Pollination Networks and Spatial Connectivity
Juliana Pereira, a Ph.D. candidate in our department, whose recent work focuses on ecological networks, including animal social networks, species interactions, and spatial networks, gave a lecture about plant-animal mutualistic networks and spatial connectivity in the Atlantic Forest, which is an exploratory direction of her thesis project.
Pereira represented the plant-animal mutualism in a bipartite graph of interactions between plants and animals; for example, pollination (the act of transferring pollen grains from the male anther of a flower to the female stigma[i]) and frugivory (the act of subsisting totally or primarily on fruit[ii]).
The primary goals of her research are to understand the distribution and similarity of local pollination networks across the Atlantic forest and to propose priority locations for multispecies conservation, maximizing spatial connectivity and network diversity.

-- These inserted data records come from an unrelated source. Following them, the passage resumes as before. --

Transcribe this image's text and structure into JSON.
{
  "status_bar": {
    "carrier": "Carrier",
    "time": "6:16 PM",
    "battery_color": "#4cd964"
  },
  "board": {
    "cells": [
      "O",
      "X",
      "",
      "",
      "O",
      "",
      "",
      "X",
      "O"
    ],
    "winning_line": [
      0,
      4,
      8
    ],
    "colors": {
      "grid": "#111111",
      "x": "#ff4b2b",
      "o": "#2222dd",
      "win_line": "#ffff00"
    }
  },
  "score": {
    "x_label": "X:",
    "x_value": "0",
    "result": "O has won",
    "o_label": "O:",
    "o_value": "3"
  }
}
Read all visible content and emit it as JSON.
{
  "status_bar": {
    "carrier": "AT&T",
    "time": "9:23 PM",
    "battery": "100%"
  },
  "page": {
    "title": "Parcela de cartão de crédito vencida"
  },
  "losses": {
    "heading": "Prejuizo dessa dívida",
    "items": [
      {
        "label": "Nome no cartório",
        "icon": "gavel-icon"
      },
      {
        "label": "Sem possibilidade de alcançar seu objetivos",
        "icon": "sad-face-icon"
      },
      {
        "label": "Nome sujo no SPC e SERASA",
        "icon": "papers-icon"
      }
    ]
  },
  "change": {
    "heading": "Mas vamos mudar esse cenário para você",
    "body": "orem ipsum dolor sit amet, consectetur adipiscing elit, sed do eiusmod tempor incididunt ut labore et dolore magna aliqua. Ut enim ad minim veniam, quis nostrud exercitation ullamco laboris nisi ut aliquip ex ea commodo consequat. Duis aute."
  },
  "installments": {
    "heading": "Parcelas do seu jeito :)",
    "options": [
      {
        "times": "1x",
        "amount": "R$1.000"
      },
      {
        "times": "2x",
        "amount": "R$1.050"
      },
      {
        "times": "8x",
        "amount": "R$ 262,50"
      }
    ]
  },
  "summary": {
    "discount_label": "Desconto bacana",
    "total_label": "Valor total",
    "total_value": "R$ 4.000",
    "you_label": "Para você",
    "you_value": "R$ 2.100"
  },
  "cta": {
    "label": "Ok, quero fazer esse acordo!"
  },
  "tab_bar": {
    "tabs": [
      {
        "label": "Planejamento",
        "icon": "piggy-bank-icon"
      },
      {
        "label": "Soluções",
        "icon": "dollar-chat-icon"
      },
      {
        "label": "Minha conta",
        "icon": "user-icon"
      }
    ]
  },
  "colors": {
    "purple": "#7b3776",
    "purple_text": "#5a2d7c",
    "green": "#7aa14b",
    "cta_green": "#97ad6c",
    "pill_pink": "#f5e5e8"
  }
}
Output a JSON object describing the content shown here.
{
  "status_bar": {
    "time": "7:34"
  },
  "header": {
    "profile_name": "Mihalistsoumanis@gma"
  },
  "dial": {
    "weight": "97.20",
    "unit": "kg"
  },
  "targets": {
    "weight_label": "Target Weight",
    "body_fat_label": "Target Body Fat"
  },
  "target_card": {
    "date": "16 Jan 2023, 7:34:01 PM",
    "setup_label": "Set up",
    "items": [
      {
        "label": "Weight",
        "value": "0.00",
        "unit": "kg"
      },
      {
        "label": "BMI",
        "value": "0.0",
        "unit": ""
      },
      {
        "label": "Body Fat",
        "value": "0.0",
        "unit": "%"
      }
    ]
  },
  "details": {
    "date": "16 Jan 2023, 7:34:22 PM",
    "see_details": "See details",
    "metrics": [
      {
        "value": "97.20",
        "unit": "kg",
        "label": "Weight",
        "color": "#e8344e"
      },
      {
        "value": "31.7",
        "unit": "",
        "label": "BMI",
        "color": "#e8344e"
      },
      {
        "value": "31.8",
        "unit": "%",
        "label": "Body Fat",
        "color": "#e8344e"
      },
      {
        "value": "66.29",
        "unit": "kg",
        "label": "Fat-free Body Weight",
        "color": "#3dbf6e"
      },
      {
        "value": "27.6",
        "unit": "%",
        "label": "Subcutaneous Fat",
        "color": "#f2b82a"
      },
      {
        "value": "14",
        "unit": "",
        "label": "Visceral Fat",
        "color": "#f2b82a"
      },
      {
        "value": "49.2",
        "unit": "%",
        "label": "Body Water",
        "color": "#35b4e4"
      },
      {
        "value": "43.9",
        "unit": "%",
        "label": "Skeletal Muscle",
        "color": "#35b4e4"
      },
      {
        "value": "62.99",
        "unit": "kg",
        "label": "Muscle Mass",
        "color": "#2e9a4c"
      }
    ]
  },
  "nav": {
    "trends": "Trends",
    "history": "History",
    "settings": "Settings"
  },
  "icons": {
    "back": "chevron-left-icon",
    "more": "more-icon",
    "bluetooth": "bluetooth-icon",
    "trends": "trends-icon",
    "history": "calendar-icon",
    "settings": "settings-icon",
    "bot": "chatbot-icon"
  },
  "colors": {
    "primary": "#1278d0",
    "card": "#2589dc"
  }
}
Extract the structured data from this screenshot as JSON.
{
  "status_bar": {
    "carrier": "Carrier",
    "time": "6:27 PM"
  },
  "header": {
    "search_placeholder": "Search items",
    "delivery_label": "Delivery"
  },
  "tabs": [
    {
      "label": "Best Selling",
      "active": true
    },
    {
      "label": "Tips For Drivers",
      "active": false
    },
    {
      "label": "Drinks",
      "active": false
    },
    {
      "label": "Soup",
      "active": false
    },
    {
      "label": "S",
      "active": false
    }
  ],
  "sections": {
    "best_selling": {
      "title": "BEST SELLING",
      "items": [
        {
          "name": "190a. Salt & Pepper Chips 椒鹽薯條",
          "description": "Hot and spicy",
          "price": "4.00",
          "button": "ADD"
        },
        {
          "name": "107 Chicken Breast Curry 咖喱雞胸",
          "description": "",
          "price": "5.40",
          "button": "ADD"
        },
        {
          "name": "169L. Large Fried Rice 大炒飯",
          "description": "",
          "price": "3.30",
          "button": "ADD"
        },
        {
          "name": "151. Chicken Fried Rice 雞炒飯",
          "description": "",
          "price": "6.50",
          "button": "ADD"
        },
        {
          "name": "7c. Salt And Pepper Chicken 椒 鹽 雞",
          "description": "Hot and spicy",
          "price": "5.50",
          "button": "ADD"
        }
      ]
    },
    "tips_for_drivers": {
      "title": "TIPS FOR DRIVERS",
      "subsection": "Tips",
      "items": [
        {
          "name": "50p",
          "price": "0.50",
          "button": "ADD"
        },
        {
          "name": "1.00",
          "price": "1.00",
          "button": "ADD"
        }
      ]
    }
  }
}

Technically, the work will define macro-regions based on the similarity of networks, and explore and compare the importance of different predictors (such as the topography and soil of the land, climate attributes of the area, and the properties of the land cover; for instance, if it is a forest area or farming area) to the structure of plant-animal networks, in addition to the usefulness of spatial connectivity in understanding the structure of local interaction networks.
Pereira continues to model and analyze her collected data and expects, in the future, to show the importance of some variables in predicting the variations among local networks and how the mutualism is structured in sub-regions based on network similarities.
Blog post by Abdullah Alrhmoun